Dustin described the authentic assessment techniques he used with the espresso shop project. Dustin has all students balance the daily receipts for the shop. He observes their presentations within and outside of their classroom to assess accuracy of information and specific writing and presentation skills. Dustin believes that it is very challenging to design assessments that truly assess what students know. He has found that the technology tools and strategies he has learned during his eMINTS professional development sessions have given him many more options for assessing his students. From PowerPoint to videos to apps that are available to students on their iPads, he has found that his students’ interest in technology has fueled their desire to not only be accurate in terms of content but also to attend to the appearance of their end products.

“Students are more like directors who are writing the scripts, which have to be accurate, and also making sure their production is attractive, “ he related, “I think this is how students begin to become directors of their own learning. If a teacher is truly invested in helping them with that, you have to start at the elementary level. The biggest role I play is that of motivation. I have to know what they want to learn, keep them motivated to learn, and yet tie the learning to the standards. If they are doing what they want to do, they are directing their own learning and will keep themselves going.”

Dustin is excited to have the high levels of technology, especially a computing device for every student, that eMINTS brings. He uses the technology to support his belief that textbooks are not really needed in classrooms where learning is truly personalized for students. Dustin has turned a large portion of the responsibility for locating information and researching topics over to his students. “I can do the research with them now instead of for them. I can now spend more time thinking about the group and then each individual and how I can best benefit and support them. I’m actually planning instruction as opposed to collecting materials. I’m analyzing the standards more and seeing where my students need more emphasis to accomplish them.”

Dustin has a strong network based on mutual support with his fellow grade level teachers, providing them with summaries of what he and a colleague are learning in eMINTS. Dustin also works closely with the middle school that his students attend when they move to grade six. He formed a close association with the teacher who is responsible for the Environmental and Spatial Technology (EAST®) program at the middle school. For more information see: http://www.eastinitiative.org/aboutcontact/

Middle school students who were involved in the EAST® program came to Dustin’s classroom to help his students understand geographic information system (GIS) needed to support mapping. The mapping provided a portion of the foundation for another service learning project that involved a fund raising effort for Heifer International. For more information see: http://www.heifer.org/about-heifer/index.html
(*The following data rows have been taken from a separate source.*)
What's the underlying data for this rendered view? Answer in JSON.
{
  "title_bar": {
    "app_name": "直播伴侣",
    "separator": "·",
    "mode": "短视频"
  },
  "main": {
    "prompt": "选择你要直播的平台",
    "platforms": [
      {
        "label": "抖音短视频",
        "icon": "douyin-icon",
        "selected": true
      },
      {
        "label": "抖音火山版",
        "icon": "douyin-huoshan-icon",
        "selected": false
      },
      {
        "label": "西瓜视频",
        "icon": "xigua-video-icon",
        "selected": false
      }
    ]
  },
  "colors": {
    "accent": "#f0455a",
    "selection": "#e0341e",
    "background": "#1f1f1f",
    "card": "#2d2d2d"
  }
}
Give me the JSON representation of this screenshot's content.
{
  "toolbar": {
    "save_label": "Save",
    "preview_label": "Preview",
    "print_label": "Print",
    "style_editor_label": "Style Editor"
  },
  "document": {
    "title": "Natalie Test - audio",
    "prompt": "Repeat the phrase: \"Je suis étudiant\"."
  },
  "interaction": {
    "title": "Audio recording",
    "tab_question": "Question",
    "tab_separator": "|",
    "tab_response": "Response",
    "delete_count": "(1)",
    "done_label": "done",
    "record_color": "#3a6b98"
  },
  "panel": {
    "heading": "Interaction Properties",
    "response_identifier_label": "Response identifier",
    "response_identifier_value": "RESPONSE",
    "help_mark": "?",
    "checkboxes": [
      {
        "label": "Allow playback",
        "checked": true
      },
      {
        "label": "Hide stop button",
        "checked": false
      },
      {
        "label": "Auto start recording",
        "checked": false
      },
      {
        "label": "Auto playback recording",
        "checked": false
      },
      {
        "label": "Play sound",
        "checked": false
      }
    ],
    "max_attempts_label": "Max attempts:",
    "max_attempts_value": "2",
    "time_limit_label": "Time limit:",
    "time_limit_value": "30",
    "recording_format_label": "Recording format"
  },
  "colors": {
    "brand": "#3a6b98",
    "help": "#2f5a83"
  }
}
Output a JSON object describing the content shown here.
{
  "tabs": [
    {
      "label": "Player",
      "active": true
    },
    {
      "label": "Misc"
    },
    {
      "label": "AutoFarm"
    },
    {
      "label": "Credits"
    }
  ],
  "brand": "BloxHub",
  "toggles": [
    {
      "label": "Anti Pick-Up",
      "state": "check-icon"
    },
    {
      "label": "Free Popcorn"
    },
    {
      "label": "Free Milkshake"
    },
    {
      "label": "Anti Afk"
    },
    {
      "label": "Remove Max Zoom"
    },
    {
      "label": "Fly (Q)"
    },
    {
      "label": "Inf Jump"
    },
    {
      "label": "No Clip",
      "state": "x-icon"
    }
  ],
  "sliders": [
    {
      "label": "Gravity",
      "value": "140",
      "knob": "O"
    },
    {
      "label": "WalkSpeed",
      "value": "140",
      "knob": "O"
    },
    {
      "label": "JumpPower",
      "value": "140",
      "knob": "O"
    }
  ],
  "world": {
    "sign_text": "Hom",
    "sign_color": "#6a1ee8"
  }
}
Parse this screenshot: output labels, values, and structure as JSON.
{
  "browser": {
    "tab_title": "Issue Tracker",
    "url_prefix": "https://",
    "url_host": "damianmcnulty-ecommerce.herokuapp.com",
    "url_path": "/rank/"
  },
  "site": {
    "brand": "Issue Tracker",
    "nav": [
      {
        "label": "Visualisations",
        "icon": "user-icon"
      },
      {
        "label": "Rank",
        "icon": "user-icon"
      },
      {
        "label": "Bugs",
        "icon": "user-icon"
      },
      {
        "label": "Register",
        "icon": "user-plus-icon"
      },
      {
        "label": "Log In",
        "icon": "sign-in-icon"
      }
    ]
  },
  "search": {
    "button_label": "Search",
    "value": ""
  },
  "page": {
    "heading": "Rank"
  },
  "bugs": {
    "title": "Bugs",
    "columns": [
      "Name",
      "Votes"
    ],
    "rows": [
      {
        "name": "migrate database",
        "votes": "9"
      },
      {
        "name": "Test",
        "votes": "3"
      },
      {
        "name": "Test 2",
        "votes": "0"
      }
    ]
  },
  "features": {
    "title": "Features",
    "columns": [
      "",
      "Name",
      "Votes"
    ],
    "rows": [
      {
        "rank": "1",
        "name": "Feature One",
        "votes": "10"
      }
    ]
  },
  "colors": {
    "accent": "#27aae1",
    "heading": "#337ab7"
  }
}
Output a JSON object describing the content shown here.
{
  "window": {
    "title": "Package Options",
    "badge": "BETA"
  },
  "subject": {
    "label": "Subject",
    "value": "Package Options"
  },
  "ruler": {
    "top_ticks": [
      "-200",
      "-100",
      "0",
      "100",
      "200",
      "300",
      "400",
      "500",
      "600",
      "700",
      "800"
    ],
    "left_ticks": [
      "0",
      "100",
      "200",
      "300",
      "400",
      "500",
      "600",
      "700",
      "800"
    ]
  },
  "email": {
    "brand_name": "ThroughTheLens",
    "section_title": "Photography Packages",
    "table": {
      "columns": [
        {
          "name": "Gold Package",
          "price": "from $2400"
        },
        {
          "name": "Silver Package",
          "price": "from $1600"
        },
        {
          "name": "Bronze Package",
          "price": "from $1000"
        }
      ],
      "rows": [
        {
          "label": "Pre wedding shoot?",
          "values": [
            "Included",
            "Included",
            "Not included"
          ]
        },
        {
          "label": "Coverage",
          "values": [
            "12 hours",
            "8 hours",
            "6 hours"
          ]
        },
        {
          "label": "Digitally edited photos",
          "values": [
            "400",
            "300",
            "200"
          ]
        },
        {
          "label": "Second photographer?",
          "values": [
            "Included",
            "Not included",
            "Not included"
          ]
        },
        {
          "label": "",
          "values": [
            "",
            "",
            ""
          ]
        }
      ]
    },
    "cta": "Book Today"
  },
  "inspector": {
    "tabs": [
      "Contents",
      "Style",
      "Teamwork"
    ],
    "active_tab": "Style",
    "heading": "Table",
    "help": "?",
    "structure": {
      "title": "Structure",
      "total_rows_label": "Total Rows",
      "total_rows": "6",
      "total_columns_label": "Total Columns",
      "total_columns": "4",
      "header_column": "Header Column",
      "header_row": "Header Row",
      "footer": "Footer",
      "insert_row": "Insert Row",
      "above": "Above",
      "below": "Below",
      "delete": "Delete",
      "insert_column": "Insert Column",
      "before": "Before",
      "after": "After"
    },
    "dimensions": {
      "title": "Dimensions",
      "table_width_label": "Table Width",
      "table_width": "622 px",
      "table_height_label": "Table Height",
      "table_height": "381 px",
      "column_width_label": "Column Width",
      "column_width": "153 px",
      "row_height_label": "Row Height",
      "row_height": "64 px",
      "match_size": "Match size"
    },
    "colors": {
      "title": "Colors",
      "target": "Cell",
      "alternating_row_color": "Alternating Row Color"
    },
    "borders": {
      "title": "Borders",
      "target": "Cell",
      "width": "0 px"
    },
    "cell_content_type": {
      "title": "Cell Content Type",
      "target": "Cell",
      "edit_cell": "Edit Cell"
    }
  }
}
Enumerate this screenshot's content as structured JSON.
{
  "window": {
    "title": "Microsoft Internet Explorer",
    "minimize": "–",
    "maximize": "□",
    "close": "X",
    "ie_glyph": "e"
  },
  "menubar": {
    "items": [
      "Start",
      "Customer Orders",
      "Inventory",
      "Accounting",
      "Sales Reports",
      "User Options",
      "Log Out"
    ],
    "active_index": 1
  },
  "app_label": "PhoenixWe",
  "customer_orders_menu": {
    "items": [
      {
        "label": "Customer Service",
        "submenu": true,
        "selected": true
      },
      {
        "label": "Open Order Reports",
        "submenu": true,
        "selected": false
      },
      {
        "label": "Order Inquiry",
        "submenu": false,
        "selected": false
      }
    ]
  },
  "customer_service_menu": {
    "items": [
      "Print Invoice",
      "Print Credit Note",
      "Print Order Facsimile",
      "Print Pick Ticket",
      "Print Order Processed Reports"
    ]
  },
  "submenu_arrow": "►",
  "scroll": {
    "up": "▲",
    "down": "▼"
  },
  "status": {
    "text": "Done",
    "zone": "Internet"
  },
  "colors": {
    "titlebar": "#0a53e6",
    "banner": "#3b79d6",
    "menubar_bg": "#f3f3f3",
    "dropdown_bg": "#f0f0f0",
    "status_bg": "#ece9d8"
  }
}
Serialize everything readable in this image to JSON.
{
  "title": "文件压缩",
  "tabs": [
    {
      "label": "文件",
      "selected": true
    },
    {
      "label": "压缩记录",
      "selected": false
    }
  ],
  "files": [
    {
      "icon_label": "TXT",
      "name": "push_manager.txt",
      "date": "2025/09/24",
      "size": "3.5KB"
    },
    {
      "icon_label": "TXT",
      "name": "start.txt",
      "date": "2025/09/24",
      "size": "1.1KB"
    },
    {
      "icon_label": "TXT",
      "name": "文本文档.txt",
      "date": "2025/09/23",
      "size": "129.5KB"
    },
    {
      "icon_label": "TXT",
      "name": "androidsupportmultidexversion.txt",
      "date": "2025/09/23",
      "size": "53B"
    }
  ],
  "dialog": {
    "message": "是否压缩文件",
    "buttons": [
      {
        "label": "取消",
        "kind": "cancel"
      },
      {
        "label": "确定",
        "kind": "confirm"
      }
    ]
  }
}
Dustin’s students had researched the coffee industry in Central American countries for their espresso shop unit earlier in the school year and learned about the levels of poverty often found in those countries. The students wanted to have a fund-raising project to contribute to Heifer International so that they could make a difference for families who shared their cultural background.

Another interesting connection between the middle school and elementary school occurred when the EAST® middle school students learned more about the espresso shop project that Dustin’s students were engaged in. Dustin’s students were so enthusiastic about their espresso shop that the middle school students decided to “franchise” a similar shop for their school.

Advice that Dustin offers to others who are working to personalize learning for students is to accept that the teacher’s role has changed from being the giver of information to being another student. “I may have more background knowledge than they (students) have, but I have to use that to facilitate and guide their learning. With technology they can find out anything they want to know but they may not have the experience to know if what they have found is valid or not. That’s where I come in, to help them with that.”